Social development reflects your baby’s growing trust in you and how secure she will feel in the world.
Four-month-old Holly is sit ting with Dad in the chair. Dad holds his hands over his face and then swings his hands out and says, “Peek-a-boo, Holly! I see you!” Each time Dad shows his face, Holly laughs. When Dad tries to stop the game Holly kicks her arms and legs to let Dad know she wants to keep playing the game. Dad decides to continue to play the game until Holly loses focus and wants to move on to something else.
Holly is discovering that relationships with people in her environment are fun and satisfying. Through this experience Holly demonstrates her ability to follow Dad in whatever he is doing. As well, Holly is letting Dad know that wherever Dad may go, she wants to interact and be with him.
More awareness is being placed on the foundation of social development during the first three years of life.
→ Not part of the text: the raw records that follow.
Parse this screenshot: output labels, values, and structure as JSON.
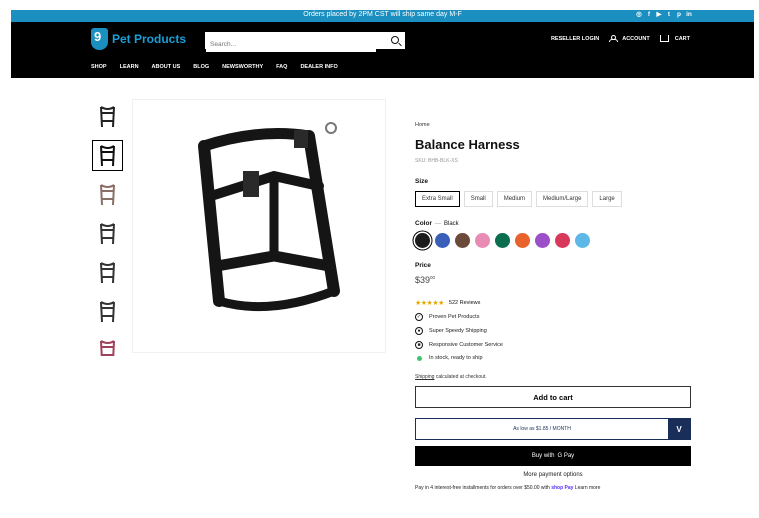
{
  "announcement": {
    "text": "Orders placed by 2PM CST will ship same day M-F",
    "social": [
      "instagram-icon",
      "facebook-icon",
      "youtube-icon",
      "twitter-icon",
      "pinterest-icon",
      "linkedin-icon"
    ]
  },
  "header": {
    "logo_text": "Pet Products",
    "search_placeholder": "Search...",
    "links": {
      "reseller": "RESELLER LOGIN",
      "account": "ACCOUNT",
      "cart": "CART"
    }
  },
  "nav": [
    "SHOP",
    "LEARN",
    "ABOUT US",
    "BLOG",
    "NEWSWORTHY",
    "FAQ",
    "DEALER INFO"
  ],
  "product": {
    "breadcrumb": "Home",
    "title": "Balance Harness",
    "sku": "SKU: BHB-BLK-XS",
    "size_label": "Size",
    "sizes": [
      "Extra Small",
      "Small",
      "Medium",
      "Medium/Large",
      "Large"
    ],
    "selected_size": "Extra Small",
    "color_label": "Color",
    "color_value": "Black",
    "colors": [
      "#1c1c1c",
      "#3a5fb8",
      "#6b4a3a",
      "#e88bb5",
      "#0b6e4f",
      "#e8622b",
      "#9b4fc9",
      "#d8395b",
      "#5db8e8"
    ],
    "price_label": "Price",
    "price_main": "$39",
    "price_cents": "00",
    "reviews": "522 Reviews",
    "features": [
      "Proven Pet Products",
      "Super Speedy Shipping",
      "Responsive Customer Service"
    ],
    "stock": "In stock, ready to ship",
    "shipping_link": "Shipping",
    "shipping_text": " calculated at checkout.",
    "add_to_cart": "Add to cart",
    "finance_text": "As low as $1.85 / MONTH",
    "gpay_prefix": "Buy with",
    "gpay_brand": "G Pay",
    "more_options": "More payment options",
    "shoppay_text": "Pay in 4 interest-free installments for orders over $50.00 with",
    "shoppay_brand": "shop Pay",
    "shoppay_learn": " Learn more"
  },
  "colors": {
    "announce_bg": "#1a8fc0",
    "header_bg": "#000000",
    "logo": "#1a9fd8",
    "star": "#e5a800",
    "in_stock": "#3ec46d"
  }
}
This foundation will be reflected in your child’s ability to be successful in relationships, with the additional belief in her ability to achieve any goal she puts her mind to.
When your baby is secure in her relationship with you, she then knows that no matter what happens you will be there emotionally, and you will show her how to form strong, positive relationships with others.
During the first three years of life your baby is working hard to develop trust and relationship skills. Your baby learns social skills first by using her eyes, next by turning her head to see you, and then by observing what you are doing around her. She finally ends with adding her body to the experience. This is why it is so important for your baby to stare into your eyes and fall in love with you shortly after birth. Your baby is learning who she is by how she is treated.
Parents play a big role in their babies’ social development by sending messages like “I love you. You’re such a smart baby. I love being with you. You are such a funny baby.” Verbal messages like these will help form your baby’s self-esteem.
Because the bond with you is becoming so strong there will be times during your baby’s social development when she will have stranger and separation anxiety, which is apparent when a fear of unfamiliar people occurs and is expressed by your baby crying.
Separation anxiety is a normal part of social development; however, it does require your emotional support to let your infant know that the social encounter is a safe one, and she does not need to fear. This support can be given through touch; cuddles; a calm, soothing voice; and just taking the time to play an interactive game. For example, in the afternoons when your baby gets grumpy and it's not time for a nap, nothing works better than dancing with her. Put on some music and hold her in your arms. A good distraction is silly exaggerated movements like jazz hands (fingers splayed, wrists twisting), which are funny to your baby.
Parents have relationships with extended family and friends on a routine basis. Talk with these people when appropriate about your baby’s likes and dislikes, what calms her and what upsets her. Working with extended family and others who may spend time with your baby helps to ensure that she will feel safe and secure with all relationships.
Social development is also learned through play experiences you provide for your baby. Your baby will learn about the world around her through play, and play builds all areas of her development.